My favorite project was making my first CD with a wonderful friend who has since passed away. In college, he majored in music and I was interested in making a CD. We worked together for months to get the recordings just right. We spent many hours in my garage with blankets up for sound barriers, etc. It was so fun working with a friend and doing what I love. And in the end we had recorded my first album. I have so many wonderful memories. I will never forget the experience or the friend! With regards to lessons, my favorite experience is when I get to see a student go from minimal guitar experience to full-on musician. I get to teach them theory, watch the light bulb come on as they ‘get it’, and then watch them as they develop into talented musicians, performing or writing their own music. It is so rewarding!

In a short line, how would you entice your potential consumers to book your service?
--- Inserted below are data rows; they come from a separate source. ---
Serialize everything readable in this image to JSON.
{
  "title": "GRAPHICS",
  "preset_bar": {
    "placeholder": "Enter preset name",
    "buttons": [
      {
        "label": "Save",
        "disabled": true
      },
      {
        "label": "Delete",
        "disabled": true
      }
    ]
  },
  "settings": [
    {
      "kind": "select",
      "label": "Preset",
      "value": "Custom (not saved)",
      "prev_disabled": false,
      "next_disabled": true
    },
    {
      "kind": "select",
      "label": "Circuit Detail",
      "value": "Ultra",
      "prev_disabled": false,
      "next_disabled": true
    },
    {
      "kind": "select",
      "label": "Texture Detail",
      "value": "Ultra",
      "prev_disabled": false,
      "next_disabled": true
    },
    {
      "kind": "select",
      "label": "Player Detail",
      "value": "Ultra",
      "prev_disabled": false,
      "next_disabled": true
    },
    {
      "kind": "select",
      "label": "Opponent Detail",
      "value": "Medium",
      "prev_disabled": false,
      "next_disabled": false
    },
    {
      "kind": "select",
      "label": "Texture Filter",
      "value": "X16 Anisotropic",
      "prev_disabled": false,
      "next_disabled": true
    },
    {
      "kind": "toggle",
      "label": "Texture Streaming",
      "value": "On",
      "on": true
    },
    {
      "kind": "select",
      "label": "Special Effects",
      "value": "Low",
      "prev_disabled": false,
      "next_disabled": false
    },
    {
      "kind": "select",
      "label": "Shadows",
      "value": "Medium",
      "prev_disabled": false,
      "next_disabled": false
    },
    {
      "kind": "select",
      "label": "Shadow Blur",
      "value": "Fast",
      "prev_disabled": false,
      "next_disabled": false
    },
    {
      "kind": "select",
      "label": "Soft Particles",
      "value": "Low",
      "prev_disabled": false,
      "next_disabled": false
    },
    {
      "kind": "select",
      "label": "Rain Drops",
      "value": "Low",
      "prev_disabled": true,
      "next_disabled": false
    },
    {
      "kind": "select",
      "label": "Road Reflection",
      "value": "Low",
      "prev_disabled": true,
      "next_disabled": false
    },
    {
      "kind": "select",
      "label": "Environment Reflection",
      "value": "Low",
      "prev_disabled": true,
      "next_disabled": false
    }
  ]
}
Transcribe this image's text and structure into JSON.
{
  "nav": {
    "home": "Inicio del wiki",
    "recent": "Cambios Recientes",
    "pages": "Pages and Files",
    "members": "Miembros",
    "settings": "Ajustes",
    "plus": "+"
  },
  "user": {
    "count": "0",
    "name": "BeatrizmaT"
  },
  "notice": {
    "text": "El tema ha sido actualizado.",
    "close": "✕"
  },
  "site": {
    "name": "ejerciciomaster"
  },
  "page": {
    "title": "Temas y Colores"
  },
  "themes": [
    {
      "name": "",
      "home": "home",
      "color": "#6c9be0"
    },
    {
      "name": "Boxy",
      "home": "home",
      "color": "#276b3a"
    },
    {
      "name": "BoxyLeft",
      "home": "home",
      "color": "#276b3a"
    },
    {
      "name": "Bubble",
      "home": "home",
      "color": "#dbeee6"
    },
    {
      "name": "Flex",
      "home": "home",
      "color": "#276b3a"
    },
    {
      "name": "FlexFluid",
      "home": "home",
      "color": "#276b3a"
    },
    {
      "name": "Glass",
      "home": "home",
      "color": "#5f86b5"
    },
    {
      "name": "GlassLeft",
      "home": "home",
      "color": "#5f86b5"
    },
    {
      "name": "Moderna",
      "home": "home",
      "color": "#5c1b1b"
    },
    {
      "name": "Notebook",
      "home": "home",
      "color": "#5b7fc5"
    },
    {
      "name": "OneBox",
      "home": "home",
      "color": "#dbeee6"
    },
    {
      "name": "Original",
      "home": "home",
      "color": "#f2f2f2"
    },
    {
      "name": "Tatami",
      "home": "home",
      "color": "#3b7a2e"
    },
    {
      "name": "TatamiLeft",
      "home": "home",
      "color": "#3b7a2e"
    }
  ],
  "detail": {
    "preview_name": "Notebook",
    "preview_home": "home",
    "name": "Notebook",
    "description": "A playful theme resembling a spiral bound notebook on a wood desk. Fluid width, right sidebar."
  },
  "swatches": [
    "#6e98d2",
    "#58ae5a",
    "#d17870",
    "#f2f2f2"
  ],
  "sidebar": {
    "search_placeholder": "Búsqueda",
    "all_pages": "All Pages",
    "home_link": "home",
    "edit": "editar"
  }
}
I have a ‘commercial’ that has been a great way to show my love for the guitar and demonstrate how the interaction with the customer looks. This has been a great tool for me. I also love to talk to the student (and parents) to discuss what they want out of the lessons, what their level of experience is, where they want to go with their music, etc. And with technology where it is today, it is so nice that location is no longer an issue. I can literally teach students across the world giving lessons over the internet. My business name is “Don’t Give Up Guitar”, and that is my mission. I take the underdogs and make them champions. I want to be your guitar coach. Bring it on. Let me help you reach your musical dreams!

You can find Tim at the following links: